■ **YOUR GOAL**
Filter the material below down to the lines with the word "icon" and give those lines.

■ **GIVEN DATA**

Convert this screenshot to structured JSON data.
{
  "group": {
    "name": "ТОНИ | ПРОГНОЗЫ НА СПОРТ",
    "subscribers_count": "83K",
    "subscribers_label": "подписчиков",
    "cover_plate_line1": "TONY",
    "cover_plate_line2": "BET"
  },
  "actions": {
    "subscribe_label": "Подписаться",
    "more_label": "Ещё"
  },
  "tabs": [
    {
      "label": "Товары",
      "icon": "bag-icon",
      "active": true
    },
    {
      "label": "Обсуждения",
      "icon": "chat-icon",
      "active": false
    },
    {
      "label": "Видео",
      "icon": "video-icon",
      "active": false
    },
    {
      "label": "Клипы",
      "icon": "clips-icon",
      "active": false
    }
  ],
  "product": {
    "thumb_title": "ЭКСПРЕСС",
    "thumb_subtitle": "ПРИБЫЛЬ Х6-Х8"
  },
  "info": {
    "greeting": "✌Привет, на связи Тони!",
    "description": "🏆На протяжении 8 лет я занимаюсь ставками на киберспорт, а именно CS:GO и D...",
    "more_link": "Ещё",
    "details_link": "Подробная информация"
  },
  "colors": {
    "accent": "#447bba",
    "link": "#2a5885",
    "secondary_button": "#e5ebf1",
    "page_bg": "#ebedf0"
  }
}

■ **RESPONSE FOR THIS EXERCISE**
      "icon": "bag-icon",
      "icon": "chat-icon",
      "icon": "video-icon",
      "icon": "clips-icon",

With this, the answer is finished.